Over a three-year period, NYU Langone Health was able to cut costs while maintaining clinical quality.
A value transformation initiative at NYU Langone Health (NYULH) in New York generated net cost savings estimated at $53.9 million over three years, according to a new medical journal article.
U.S. healthcare spending surged from 4.4% of the gross domestic product in 1950 to nearly 18% in 2016. U.S. per-capita healthcare spending is higher than any other industrialized nation, but healthcare quality ranks at the bottom of industrialized countries.
The new journal article, which was published in BMJ Quality & Safety, provides insights and direction for other health systems seeking to boost the value of care, the article authors wrote.
"Overall, we were able to achieve and sustain substantive cost savings at a major academic medical center while maintaining quality of care, thereby increasing the value of care provided. In an era of increasing value consciousness, our program provides a template for effective conduct of similar work at other institutions," they wrote.
The value-based initiative featured 74 projects in four primary areas:
- Supply chain management such as surgical trays
- Operational efficiency including improvement of discharge processes
- Care of outlier patients such as individuals at the end of life
- Resource utilization including blood management
The initiative has several key differences compared to value-based efforts at other health systems, the journal article authors wrote. "It integrates the cost-accounting strengths of some initiatives with the clinician-led and front-line-driven agenda of others. It does not consist of a few high-profile, major projects, but rather dozens of smaller ones. Moreover, unlike most other published programs, this initiative was institution-wide, not limited to a particular department."
Value-based initiative results
The value initiative was launched in April 2014, and examination of the effort's impact collected data from more than 160,000 hospitalizations through December 2017. Several positive impacts were generated:
- Adjusted variable costs fell 7.7%
- Admissions with medical diagnosis related groups (DRGs) were reduced an average of 0.2% per month compared to pre-initiative levels
- In comparison to other teaching hospitals, expense per hospitalization improved from 13% above median to 2% above median
- Length of stay was reduced by about half a day
- Total cost savings were estimated at $59.3 million, with about $10.3 million in savings for medical patients and $49.0 million for surgery patients
- Annual intervention costs were about $1.5 million, so net savings were estimated at $53.9 million
Initiative leadership and shared savings incentive
In 2014, NYULH formed a value-based management task force to lead the initiative.
The health system's chief medical officer served as chairman of the task force. Two deputies reported directly to the task force chairman—a project leader with an MBA degree and a clinical leader who was a practicing hospitalist. The deputies' responsibilities included project prioritization and oversight as well as meeting with stakeholders for new projects. The task force leadership also including all hospital-based vice deans and senior vice presidents.
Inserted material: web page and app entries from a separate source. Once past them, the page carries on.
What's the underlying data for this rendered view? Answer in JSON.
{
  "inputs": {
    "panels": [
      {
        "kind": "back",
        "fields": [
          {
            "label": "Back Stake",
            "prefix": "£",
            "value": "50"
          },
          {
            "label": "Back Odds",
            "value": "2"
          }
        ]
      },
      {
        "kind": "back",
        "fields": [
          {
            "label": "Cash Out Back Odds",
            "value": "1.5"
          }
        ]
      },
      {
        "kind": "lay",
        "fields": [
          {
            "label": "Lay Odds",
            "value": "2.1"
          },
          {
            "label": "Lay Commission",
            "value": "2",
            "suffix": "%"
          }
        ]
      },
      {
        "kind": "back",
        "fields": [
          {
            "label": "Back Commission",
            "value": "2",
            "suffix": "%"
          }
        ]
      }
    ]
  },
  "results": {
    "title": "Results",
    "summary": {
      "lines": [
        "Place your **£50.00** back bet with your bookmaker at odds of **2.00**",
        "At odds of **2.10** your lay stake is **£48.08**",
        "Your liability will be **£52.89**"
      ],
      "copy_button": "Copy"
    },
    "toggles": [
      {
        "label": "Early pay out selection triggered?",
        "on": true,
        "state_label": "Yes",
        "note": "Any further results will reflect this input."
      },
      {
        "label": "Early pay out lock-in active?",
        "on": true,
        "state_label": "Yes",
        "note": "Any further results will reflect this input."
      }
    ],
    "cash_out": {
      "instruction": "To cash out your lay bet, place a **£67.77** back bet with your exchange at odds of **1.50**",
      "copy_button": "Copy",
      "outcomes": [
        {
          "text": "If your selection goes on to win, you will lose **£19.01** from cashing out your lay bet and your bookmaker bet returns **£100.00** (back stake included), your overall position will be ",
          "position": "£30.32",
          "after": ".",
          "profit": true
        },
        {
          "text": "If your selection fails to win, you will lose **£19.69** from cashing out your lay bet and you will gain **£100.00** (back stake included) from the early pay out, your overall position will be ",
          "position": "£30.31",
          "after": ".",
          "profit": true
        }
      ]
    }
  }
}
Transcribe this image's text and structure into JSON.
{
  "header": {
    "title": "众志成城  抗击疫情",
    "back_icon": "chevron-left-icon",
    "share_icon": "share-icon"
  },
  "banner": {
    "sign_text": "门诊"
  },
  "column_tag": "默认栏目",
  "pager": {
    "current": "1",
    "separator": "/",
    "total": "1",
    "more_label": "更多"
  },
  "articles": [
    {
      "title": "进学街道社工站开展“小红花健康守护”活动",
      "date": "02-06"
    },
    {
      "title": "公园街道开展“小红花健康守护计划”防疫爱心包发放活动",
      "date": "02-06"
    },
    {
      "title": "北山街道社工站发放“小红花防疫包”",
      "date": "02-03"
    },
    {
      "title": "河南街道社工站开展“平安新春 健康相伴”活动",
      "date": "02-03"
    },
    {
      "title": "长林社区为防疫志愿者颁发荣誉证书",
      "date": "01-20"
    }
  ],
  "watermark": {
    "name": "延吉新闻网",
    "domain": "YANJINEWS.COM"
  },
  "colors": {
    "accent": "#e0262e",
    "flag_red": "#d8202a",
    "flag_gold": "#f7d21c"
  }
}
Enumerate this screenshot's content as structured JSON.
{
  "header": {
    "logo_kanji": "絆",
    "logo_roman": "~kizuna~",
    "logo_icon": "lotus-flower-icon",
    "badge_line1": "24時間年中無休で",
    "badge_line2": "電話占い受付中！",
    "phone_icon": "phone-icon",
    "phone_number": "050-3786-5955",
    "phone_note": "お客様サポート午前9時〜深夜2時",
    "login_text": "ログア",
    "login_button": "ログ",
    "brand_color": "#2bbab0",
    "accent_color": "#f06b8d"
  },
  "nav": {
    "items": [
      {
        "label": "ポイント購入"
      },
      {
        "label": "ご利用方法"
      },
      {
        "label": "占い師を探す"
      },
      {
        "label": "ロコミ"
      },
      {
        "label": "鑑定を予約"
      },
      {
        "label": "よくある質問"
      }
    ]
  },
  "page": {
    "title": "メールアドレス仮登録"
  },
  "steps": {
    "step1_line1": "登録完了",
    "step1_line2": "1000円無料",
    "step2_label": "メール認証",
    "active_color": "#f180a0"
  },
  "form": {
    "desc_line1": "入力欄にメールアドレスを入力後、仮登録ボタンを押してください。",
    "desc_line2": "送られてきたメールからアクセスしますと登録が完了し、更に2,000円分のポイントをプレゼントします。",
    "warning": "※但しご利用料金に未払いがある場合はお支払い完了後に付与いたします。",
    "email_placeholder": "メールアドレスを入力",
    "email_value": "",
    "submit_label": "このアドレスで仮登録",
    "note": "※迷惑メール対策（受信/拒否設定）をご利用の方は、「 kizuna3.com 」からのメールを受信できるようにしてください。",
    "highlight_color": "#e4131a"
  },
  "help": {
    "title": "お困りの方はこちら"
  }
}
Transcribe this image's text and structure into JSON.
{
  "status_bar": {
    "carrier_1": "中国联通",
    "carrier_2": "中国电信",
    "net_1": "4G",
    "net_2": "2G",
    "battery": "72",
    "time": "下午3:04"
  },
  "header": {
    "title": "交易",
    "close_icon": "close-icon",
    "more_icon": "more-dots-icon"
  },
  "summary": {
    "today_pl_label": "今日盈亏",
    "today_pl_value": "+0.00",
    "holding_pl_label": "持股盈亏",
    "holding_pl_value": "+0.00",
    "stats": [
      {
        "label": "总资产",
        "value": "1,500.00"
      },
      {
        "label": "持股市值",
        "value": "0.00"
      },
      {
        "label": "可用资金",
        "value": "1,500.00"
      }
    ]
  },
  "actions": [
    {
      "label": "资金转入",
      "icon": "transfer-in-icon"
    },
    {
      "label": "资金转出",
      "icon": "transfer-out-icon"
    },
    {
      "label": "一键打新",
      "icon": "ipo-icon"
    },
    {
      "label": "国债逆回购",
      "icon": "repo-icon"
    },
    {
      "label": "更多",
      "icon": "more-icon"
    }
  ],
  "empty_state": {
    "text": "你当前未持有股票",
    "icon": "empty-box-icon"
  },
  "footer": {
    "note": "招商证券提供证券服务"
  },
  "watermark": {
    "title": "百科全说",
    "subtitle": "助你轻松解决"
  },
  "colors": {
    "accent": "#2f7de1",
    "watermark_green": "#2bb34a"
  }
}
Health system departments that posted costs below projection received shared savings averaging 25%. The level of shared savings was determined based on performance metrics such as length of stay. Shared savings funding was expected to be used for department-specific value improvement programs such as supporting physician salary time that was dedicated to value-based efforts.
Keys to success
According to the journal article, there were eight contributing factors to the value initiative's success:
- The effort was launched by the dean and CEO, and it was sponsored by the chief operating officer, which demonstrated institutional commitment
- The program was data-driven, including urgency to address unsustainable Medicare losses, robust cost-accounting, and a centralized performance dashboard
- To motivate clinicians, performance improvement was compared to other high-quality but lower cost academic medical centers
- The focus of the initiative was value rather than cost reduction—every effort accounted for both quality and cost
- Most projects had significant information technology elements, and there was vigorous support from the health system's chief information officer and information technology staff
- The deputies to the task force chairman were a clinician and an MBA-degree holder, which helped ensure that clinical and business considerations were at play in every project
- The initiative's shared savings program boosted alignment between individual departments and the health system
- High-quality project managers were "the lifeblood" of the initiative
Christopher Cheney is the senior clinical care editor at HealthLeaders.
C-Suite leadership played a crucial role in NYU Langone Health's value transformation initiative.
Rather than focusing on a handful of major projects, the health system's value initiative featured dozens of relatively small projects.
A shared savings program aligned the value-driven goals of individual departments and the health system.